=== Begin Enclosure ===
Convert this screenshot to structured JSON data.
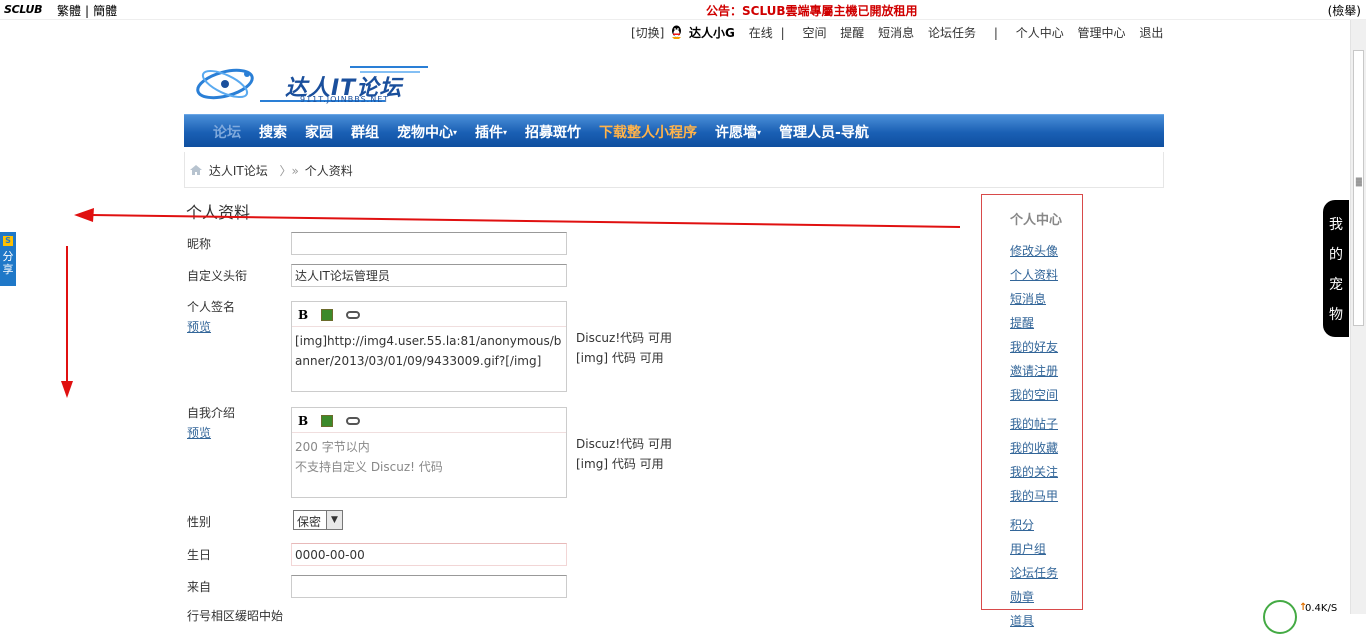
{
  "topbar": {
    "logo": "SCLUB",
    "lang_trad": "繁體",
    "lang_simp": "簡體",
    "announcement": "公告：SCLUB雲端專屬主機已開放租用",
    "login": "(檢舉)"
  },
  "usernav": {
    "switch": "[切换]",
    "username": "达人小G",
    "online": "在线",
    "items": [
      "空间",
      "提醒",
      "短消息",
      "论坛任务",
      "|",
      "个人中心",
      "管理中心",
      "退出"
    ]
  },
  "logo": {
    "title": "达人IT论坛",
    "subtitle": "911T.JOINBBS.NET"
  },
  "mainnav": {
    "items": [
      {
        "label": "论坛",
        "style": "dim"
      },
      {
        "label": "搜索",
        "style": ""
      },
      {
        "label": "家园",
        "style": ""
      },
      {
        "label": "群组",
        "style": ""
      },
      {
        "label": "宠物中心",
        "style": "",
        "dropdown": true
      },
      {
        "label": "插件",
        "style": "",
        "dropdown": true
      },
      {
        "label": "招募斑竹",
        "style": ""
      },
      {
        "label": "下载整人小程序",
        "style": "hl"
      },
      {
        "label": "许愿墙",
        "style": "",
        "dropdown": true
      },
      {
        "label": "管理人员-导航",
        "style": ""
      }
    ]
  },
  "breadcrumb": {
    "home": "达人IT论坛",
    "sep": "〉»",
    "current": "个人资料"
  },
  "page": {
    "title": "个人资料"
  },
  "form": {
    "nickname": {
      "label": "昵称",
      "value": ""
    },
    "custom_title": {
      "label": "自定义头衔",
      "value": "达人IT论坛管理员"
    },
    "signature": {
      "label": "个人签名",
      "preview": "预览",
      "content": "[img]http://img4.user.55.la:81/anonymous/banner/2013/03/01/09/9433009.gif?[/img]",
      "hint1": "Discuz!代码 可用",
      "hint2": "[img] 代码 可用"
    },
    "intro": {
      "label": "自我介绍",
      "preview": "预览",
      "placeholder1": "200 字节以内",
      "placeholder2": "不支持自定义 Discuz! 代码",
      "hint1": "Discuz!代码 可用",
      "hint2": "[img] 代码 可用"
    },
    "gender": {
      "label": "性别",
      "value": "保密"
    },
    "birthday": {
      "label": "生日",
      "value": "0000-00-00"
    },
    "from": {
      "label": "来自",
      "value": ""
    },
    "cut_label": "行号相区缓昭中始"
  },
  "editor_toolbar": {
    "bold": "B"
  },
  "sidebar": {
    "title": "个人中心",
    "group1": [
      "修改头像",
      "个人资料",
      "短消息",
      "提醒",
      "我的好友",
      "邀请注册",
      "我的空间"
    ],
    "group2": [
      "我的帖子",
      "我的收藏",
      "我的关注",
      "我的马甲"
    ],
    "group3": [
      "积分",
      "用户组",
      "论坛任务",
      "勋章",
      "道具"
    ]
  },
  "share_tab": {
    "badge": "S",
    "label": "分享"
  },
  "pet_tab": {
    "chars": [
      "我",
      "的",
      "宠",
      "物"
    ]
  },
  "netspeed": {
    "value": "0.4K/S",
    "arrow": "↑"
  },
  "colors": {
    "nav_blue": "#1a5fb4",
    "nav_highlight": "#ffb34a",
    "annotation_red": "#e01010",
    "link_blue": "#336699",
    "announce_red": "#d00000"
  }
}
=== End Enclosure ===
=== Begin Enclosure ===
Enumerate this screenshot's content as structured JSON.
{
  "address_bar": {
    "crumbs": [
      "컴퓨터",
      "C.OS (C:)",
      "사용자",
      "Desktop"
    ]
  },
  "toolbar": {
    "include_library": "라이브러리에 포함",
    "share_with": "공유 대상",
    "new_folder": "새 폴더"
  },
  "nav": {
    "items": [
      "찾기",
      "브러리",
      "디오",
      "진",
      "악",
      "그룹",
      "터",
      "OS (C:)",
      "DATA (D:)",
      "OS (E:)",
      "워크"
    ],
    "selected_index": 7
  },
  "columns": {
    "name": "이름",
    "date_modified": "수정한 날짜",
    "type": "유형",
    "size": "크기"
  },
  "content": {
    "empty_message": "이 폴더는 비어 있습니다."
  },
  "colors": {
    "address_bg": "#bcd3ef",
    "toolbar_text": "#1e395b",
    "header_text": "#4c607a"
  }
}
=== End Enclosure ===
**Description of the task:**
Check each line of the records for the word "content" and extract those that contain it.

**Written response:**
      "content": "[img]http://img4.user.55.la:81/anonymous/banner/2013/03/01/09/9433009.gif?[/img]",
Enumerate this screenshot's content as structured JSON.
  "content": {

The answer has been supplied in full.